Bias be damned, I truly don’t think I can recommend going to see a game at Citizens Bank Park enough. I’ve only been to maybe a third of the active ballparks in the game today, but the sheer watchability factor of any game at CBP in just about any section - on-field talent aside - has basically been unmatched for me.
One spot I hadn’t been in prior to Thursday’s home opener was in left-center, section 147, just to the side of where the players made their “Leadoff Walk” entrance onto the field through the stands. Out there, you lose a bit of warning track (I thought Maikel Franco’s triple was a home run because both ball and Lewis Brinson disappeared from view at just the right moment), but you gain an incredible view of pitch movement and, with varying parallax, the strike zone. If you like paying entirely too much attention to things that aren’t Gabe Kapler’s managerial moves, it’s a tremendous spot to sit in for a live game.
One alarmingly positive thing I was able to key in on from that spot was how good Nick Pivetta’s curveball and slider looked throughout his start. You were probably able to get a good idea of that from the broadcast, too, I’m sure, but something about the angle I had made it seem like the benders were capital-e Extra that day.
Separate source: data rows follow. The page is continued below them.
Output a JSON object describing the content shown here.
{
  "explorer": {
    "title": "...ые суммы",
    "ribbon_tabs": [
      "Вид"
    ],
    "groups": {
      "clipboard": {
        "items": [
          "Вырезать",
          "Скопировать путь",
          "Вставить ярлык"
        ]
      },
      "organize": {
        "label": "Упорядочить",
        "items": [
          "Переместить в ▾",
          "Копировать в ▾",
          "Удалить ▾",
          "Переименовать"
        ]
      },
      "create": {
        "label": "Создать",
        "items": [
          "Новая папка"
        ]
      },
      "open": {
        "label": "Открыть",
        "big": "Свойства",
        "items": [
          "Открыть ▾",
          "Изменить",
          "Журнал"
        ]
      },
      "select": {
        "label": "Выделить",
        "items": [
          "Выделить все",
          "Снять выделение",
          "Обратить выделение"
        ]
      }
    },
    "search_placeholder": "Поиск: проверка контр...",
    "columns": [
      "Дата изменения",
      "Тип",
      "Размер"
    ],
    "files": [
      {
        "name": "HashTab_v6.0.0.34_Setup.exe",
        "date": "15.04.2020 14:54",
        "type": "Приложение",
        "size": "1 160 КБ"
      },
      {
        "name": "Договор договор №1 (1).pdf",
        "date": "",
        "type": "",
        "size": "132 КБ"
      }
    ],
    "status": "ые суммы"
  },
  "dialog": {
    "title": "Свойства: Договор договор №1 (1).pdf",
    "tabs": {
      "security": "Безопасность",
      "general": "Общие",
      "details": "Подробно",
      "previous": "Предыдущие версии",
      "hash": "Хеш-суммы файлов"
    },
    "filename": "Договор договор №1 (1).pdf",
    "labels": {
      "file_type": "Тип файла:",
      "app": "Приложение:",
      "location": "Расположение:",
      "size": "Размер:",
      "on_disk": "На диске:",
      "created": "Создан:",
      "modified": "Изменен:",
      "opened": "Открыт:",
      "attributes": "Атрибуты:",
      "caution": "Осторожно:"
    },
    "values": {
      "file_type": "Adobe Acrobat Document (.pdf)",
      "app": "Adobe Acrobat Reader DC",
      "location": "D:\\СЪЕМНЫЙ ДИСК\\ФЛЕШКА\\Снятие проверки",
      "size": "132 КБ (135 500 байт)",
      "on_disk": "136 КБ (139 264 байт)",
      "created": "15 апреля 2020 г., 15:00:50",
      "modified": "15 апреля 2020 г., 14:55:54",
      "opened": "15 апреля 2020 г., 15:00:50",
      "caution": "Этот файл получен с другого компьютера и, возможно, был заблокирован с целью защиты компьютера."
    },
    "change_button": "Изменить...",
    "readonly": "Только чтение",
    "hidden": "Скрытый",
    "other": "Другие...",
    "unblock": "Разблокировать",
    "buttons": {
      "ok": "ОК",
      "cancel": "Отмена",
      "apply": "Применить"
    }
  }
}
As it turns out, that improvement really might’ve been more than visually apparent, and that could mean more good things ahead for Pivetta and the Phils.
In all, Pivetta threw 97 pitches Thursday, with 66 going for strikes (including 15 whiffs, which matched a career high). Nearly half (44, to be exact) were curveballs (23) or sliders (21), and those did a lot of damage: 11 combined whiffs! Here’s a visual breakdown of Pivetta used each of his three pitches Thursday, and the outcomes for each:
One expected trend immediately stands out: The breaking balls often came out when Pivetta was ahead in the count or on the verge of a strikeout. What’s more, Derek Dietrich and Justin Bour - the left-handed Marlins batters who saw action against Pivetta Thursday - faced down precisely zero sliders, likely because Pivetta’s slider acts more like a cutter than a wipeout. Or, at least, it has in the past.
To that first point, even if it was (potentially) closer to the forefront of Miami hitters’ minds that a curve or slider was coming as their count hit two strikes, they were still unable to do anything about it. Take, for one example, the biggest strikeout of the nine Pivetta racked up on the day: A swinging K of Cameron Maybin, the tying run at the plate in the fourth, with runners on second and third after consecutive two-out hits.
Not the prettiest curve Pivetta threw by a long shot, even if it ultimately still nibbled the zone - he misses Alfaro’s spot to the opposite edge of the plate - but the depth is essentially perfect. At its apex, the pitch is at the numbers; as it crosses the plate, it’s just below Maybin’s knees; as Alfaro snags it, it’s barely above the dirt. Maybin’s ready for it and his swing is geared for it, but he still can’t make contact. Inning over, threat extinguished.
A couple weeks back, I took a quick look at the curve characteristics of Jake Arrieta, Jerad Eickhoff and Aaron Nola. I cruised over Pivetta, mostly because the measurement of his curveball simply didn’t seem to stand out. Well, if the early returns are any indicator or precursor, that’s about to change.
That, in line graph form, depicts an extra 5.2 inches of vertical movement on top of 2017’s average curveball drop, and nearly 4 inches of added vertical drop to Pivetta’s slider, making it function more like a slurve than the previously-thought cutter.
For the sake of comparison, here is Pivetta’s first career strikeout from April 2017, also on a curveball to the third base side of the plate.
Both of the above curves register at 79 MPH, and though the difference doesn’t immediately stand out, it sure does look like the curve that strikes out Adrian Gonzalez at Dodger Stadium has a lower apex than the one from Thursday. Could be confirmation bias, but I think the difference is borderline apparent, visually, in real-time, which is fairly significant!
There’s another potential change happening behind the scenes that may also be a result of this apparent breaking ball improvement. Through two starts and 170 pitches, Pivetta has yet to throw a changeup, making him a three-pitch pitcher at the moment. His change didn’t grade out particularly well in 2017, so it’s possible the pitch has been demoted to “show-me” status. If these enhancements of the curveball and slider are real and repeatable, and the fastball stays at a heavy 94-96, he won’t need to lean on that fourth pitch so much after all.
The club has believed in Pivetta throughout his time in the organization, even as he languished through a 2017 season of six-plus ERA and too many homers. This early two-start sample - helped in large part by Thursday, of course - has yielded zero home runs and twelve strikeouts to two walks, along with overall weaker batted ball contact that nonetheless still has hitters sporting a .375 BABIP against him. Too early to get too excited? Maybe. But the potential that Pivetta’s believers both inside the organization and out have touted and stood for may, hopefully, be nearing the breakout stage. His next few starts - likely against the Reds at home, then at the Rays or Braves, then home against the Pirates - will tell us a lot more about just how much more we should get our hopes up.